## TASK PROMPT
Print nothing except the line holding "Decode this image" and the lines that come after it in the material below, and leave the pictures out.
*** GIVEN DATA
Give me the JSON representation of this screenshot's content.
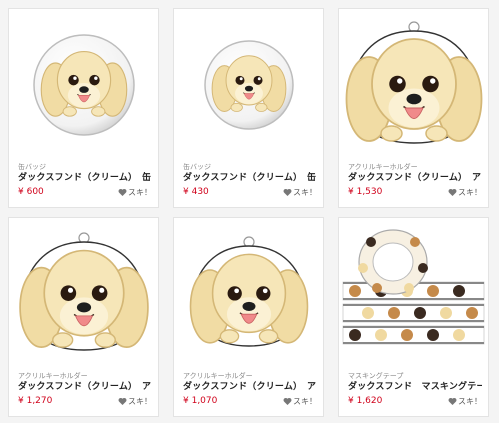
{
  "products": [
    {
      "category": "缶バッジ",
      "name": "ダックスフンド（クリーム）　缶",
      "price": "¥ 600",
      "like_label": "スキ！",
      "item_type": "badge-large"
    },
    {
      "category": "缶バッジ",
      "name": "ダックスフンド（クリーム）　缶",
      "price": "¥ 430",
      "like_label": "スキ！",
      "item_type": "badge-small"
    },
    {
      "category": "アクリルキーホルダー",
      "name": "ダックスフンド（クリーム）　ア",
      "price": "¥ 1,530",
      "like_label": "スキ！",
      "item_type": "keyholder-large"
    },
    {
      "category": "アクリルキーホルダー",
      "name": "ダックスフンド（クリーム）　ア",
      "price": "¥ 1,270",
      "like_label": "スキ！",
      "item_type": "keyholder-medium"
    },
    {
      "category": "アクリルキーホルダー",
      "name": "ダックスフンド（クリーム）　ア",
      "price": "¥ 1,070",
      "like_label": "スキ！",
      "item_type": "keyholder-small"
    },
    {
      "category": "マスキングテープ",
      "name": "ダックスフンド　マスキングテー",
      "price": "¥ 1,620",
      "like_label": "スキ！",
      "item_type": "masking-tape"
    }
  ],
  "colors": {
    "price": "#d0021b",
    "fur": "#f3e1ad",
    "fur_dark": "#d9bf7e",
    "tongue": "#f08a8a",
    "heart": "#777777"
  },
  "icons": {
    "like": "heart-icon",
    "product_art": "dachshund-face-illustration"
  }
}
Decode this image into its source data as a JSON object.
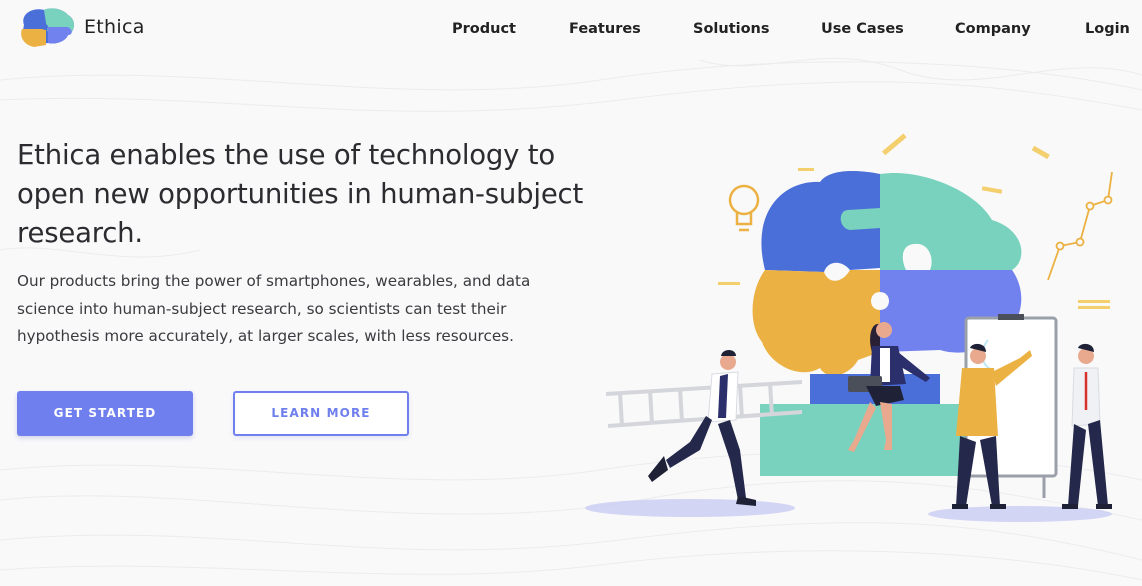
{
  "brand": {
    "name": "Ethica",
    "colors": {
      "blue": "#4b6fd8",
      "green": "#79d2bd",
      "yellow": "#ecb143",
      "purple": "#7181ee"
    }
  },
  "nav": {
    "items": [
      {
        "label": "Product"
      },
      {
        "label": "Features"
      },
      {
        "label": "Solutions"
      },
      {
        "label": "Use Cases"
      },
      {
        "label": "Company"
      },
      {
        "label": "Login"
      }
    ]
  },
  "hero": {
    "title_lines": [
      "Ethica enables the use of technology to",
      "open new opportunities in human-subject",
      "research."
    ],
    "subtitle_lines": [
      "Our products bring the power of smartphones, wearables, and data",
      "science into human-subject research, so scientists can test their",
      "hypothesis more accurately, at larger scales, with less resources."
    ],
    "primary_button": "GET STARTED",
    "secondary_button": "LEARN MORE"
  },
  "theme": {
    "accent": "#6f7fee",
    "text": "#2c2c30",
    "background": "#f9f9fa"
  },
  "illustration": {
    "icons": [
      "puzzle-brain-icon",
      "lightbulb-icon",
      "ladder-icon",
      "whiteboard-icon",
      "line-chart-icon"
    ]
  }
}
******
## FINISHED TASK
Decode this image into its source data as a JSON object.
{
  "brand": {
    "name": "Ethica",
    "colors": {
      "blue": "#4b6fd8",
      "green": "#79d2bd",
      "yellow": "#ecb143",
      "purple": "#7181ee"
    }
  },
  "nav": {
    "items": [
      {
        "label": "Product"
      },
      {
        "label": "Features"
      },
      {
        "label": "Solutions"
      },
      {
        "label": "Use Cases"
      },
      {
        "label": "Company"
      },
      {
        "label": "Login"
      }
    ]
  },
  "hero": {
    "title_lines": [
      "Ethica enables the use of technology to",
      "open new opportunities in human-subject",
      "research."
    ],
    "subtitle_lines": [
      "Our products bring the power of smartphones, wearables, and data",
      "science into human-subject research, so scientists can test their",
      "hypothesis more accurately, at larger scales, with less resources."
    ],
    "primary_button": "GET STARTED",
    "secondary_button": "LEARN MORE"
  },
  "theme": {
    "accent": "#6f7fee",
    "text": "#2c2c30",
    "background": "#f9f9fa"
  },
  "illustration": {
    "icons": [
      "puzzle-brain-icon",
      "lightbulb-icon",
      "ladder-icon",
      "whiteboard-icon",
      "line-chart-icon"
    ]
  }
}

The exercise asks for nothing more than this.